(Stored entries)
^^^^^^^^
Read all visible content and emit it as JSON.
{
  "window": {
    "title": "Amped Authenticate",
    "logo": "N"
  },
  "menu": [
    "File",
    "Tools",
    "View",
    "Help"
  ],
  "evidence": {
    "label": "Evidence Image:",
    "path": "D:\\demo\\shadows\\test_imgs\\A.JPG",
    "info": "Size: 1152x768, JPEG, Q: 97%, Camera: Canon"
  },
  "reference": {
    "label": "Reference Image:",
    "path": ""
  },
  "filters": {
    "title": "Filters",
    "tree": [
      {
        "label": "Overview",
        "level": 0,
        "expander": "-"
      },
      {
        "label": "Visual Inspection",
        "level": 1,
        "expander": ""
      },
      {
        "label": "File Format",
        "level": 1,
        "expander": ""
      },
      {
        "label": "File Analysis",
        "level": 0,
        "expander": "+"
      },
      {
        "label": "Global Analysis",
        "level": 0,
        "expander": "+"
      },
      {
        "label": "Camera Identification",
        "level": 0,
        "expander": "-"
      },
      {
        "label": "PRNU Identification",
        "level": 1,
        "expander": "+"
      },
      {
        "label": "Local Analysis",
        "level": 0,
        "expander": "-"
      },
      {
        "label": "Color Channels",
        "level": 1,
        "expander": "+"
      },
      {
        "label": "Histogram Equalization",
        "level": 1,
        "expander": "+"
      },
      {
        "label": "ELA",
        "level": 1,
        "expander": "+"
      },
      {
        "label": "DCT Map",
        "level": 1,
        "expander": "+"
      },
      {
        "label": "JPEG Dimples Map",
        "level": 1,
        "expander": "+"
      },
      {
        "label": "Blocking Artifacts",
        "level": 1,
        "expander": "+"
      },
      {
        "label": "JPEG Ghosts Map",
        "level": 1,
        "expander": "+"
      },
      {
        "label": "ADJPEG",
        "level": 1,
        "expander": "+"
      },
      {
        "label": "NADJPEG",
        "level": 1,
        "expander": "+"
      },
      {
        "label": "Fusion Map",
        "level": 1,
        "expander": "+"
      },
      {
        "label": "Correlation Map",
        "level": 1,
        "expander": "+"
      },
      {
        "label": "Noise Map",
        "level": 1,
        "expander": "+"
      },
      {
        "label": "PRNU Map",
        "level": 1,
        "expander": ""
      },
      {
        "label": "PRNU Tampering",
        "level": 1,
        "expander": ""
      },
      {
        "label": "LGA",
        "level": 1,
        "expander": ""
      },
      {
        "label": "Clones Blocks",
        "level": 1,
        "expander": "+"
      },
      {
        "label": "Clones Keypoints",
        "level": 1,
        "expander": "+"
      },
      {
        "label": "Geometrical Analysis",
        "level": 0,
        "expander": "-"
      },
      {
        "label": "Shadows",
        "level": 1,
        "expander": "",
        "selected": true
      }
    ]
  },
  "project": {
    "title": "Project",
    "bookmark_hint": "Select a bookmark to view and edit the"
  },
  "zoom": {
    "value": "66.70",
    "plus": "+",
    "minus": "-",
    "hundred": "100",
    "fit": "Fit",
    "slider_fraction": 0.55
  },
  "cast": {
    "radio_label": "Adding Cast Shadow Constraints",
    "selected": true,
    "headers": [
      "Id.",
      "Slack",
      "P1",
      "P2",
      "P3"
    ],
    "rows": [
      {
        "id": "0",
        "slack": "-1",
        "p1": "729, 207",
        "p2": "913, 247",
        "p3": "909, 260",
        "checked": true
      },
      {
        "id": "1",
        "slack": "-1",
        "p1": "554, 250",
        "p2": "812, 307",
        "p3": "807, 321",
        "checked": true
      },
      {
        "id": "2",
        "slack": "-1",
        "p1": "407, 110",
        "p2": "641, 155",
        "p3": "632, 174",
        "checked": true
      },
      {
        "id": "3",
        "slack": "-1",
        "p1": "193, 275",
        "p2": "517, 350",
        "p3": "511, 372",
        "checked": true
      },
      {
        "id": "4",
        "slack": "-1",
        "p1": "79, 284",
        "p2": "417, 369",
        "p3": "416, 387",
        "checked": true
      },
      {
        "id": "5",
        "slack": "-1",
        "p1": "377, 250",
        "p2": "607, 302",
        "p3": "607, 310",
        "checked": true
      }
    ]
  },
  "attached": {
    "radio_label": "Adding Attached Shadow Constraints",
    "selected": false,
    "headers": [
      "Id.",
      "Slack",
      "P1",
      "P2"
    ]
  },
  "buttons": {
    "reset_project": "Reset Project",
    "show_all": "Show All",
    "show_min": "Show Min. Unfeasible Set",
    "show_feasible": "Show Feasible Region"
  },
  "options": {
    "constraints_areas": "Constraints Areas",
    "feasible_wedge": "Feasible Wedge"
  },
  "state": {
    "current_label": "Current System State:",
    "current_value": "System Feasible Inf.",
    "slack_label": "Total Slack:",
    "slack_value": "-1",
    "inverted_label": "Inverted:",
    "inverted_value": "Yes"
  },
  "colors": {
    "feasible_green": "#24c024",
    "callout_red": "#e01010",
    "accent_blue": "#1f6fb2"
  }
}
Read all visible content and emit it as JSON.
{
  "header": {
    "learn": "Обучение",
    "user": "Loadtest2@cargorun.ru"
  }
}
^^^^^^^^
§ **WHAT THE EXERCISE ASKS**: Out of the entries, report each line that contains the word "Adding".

§ **RESULT BELOW**:
    "radio_label": "Adding Cast Shadow Constraints",
    "radio_label": "Adding Attached Shadow Constraints",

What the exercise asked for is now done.